## Your assignment
Note how many lines in the entries below contain the string "納谷悟朗", and answer with that number and no other text.

━━ Available data ━━

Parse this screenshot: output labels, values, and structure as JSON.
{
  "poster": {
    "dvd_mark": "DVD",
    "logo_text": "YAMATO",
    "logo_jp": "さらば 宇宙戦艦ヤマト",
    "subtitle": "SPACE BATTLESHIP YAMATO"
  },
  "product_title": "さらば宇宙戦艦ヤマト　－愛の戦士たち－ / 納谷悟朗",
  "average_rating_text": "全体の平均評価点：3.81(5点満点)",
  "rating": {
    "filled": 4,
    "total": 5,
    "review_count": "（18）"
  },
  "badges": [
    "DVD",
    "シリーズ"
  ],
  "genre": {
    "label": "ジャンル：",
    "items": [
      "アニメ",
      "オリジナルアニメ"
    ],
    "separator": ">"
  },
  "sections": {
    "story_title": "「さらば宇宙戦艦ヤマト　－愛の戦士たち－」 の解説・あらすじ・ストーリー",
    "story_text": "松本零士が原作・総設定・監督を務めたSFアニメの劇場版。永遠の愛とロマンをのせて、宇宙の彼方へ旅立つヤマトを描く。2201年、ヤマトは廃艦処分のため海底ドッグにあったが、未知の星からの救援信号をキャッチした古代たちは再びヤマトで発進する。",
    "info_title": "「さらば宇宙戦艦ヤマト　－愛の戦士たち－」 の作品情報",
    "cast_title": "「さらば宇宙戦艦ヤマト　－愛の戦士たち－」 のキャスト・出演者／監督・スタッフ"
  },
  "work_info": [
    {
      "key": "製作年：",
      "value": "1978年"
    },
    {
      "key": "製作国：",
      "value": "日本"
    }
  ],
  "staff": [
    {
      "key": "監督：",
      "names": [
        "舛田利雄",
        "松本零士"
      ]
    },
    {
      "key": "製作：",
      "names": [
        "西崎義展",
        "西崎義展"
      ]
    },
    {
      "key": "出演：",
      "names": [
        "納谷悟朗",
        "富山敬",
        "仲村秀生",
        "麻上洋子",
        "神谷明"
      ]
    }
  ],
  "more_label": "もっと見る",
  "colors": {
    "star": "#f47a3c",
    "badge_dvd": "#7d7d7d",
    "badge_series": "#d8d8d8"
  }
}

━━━

## Finished exercise
2